=== WHAT IS REQUIRED ===
Go through the data below and return each line where the string "title" appears.

Web page and app entries
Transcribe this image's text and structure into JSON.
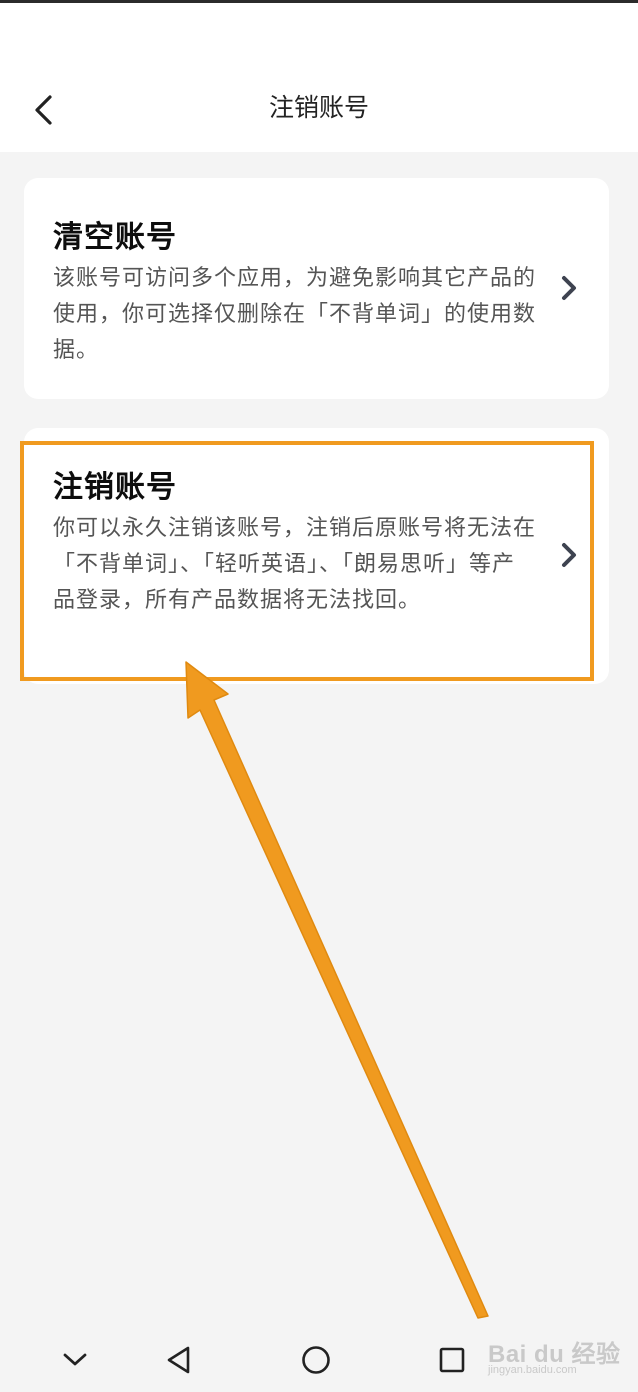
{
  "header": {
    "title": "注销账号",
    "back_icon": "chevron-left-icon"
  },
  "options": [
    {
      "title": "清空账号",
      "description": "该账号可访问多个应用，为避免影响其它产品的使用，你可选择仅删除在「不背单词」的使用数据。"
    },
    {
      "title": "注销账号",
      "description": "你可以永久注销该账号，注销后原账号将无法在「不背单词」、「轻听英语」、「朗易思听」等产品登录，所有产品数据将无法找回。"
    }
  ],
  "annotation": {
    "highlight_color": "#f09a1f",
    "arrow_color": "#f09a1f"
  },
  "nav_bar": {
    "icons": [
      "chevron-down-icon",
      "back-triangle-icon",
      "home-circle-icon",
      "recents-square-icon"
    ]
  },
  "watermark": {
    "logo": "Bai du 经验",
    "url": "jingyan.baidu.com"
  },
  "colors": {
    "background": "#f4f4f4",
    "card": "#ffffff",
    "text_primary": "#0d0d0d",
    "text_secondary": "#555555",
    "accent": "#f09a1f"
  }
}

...

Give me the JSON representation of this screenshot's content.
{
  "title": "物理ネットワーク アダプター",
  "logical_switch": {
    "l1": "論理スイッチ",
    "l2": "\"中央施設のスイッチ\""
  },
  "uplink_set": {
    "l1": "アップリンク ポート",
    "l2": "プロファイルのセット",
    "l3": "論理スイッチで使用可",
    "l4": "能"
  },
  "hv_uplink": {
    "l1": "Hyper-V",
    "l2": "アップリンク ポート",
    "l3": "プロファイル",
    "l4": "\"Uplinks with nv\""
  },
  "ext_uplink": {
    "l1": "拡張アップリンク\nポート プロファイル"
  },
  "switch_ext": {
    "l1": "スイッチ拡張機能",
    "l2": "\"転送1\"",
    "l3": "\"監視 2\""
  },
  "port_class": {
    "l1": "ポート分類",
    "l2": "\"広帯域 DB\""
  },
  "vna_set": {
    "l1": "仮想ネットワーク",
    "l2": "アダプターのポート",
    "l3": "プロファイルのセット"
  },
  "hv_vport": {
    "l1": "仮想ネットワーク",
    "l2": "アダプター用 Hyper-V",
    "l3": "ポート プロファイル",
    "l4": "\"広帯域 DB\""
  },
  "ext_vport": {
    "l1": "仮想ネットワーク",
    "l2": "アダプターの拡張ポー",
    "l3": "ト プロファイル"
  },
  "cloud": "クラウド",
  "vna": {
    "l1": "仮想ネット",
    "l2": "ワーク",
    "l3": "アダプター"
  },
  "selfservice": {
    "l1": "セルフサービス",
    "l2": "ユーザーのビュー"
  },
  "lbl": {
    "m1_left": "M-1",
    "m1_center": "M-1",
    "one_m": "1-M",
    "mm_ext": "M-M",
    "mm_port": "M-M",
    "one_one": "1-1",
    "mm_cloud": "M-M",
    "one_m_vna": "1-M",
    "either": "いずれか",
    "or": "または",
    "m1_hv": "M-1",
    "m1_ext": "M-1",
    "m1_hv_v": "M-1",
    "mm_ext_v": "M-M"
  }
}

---

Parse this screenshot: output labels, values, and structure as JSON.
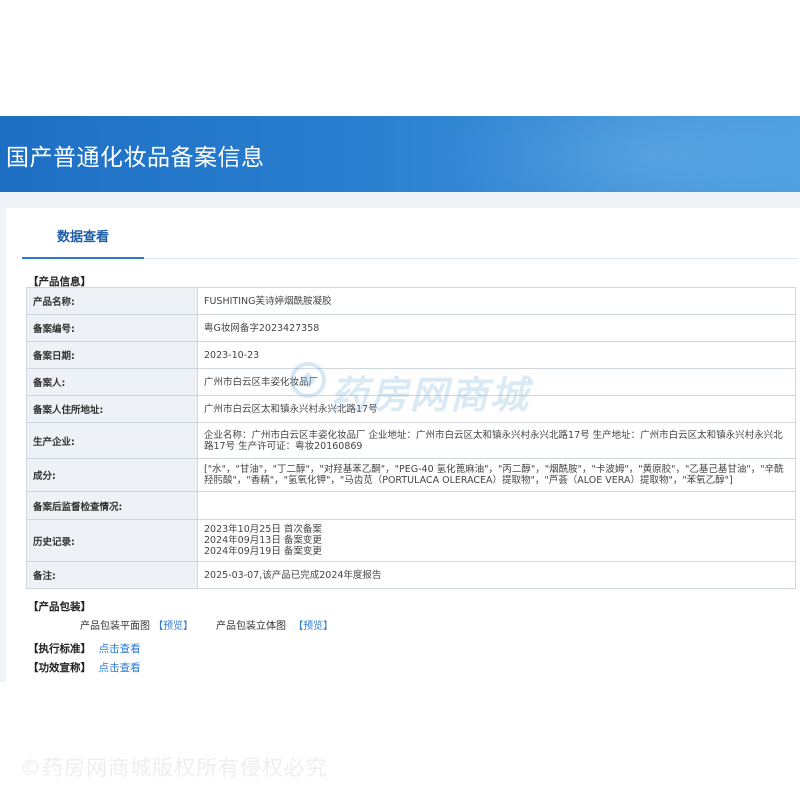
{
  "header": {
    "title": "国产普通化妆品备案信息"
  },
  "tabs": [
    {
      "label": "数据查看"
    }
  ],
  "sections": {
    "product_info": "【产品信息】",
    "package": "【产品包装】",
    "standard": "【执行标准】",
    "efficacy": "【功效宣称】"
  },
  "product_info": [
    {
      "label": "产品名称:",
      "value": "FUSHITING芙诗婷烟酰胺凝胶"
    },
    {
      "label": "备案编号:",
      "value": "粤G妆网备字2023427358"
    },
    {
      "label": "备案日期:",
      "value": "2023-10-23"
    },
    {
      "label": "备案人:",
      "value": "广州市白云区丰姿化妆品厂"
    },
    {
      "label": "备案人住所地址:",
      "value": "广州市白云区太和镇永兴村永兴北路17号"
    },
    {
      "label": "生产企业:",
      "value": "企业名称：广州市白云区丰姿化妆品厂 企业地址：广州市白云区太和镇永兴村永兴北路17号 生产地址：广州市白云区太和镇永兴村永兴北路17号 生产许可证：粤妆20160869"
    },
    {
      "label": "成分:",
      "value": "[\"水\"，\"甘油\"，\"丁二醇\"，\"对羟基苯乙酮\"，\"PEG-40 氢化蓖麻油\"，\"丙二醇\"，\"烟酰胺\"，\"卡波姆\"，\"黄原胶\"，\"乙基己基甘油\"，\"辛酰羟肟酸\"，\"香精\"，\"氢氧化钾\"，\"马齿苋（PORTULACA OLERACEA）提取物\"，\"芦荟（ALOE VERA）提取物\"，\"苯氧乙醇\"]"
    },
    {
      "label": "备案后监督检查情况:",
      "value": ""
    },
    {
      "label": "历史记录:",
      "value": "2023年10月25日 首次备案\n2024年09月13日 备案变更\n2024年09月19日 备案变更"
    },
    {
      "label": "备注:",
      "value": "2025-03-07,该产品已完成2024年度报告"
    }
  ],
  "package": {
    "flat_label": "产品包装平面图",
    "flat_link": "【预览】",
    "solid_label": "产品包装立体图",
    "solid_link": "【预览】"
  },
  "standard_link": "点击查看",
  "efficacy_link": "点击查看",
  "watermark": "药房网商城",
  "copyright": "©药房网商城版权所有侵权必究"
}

=== ANSWER BOX ===
    "title": "注销账号",
      "title": "清空账号",
      "title": "注销账号",
  "title": "物理ネットワーク アダプター",
    "title": "国产普通化妆品备案信息"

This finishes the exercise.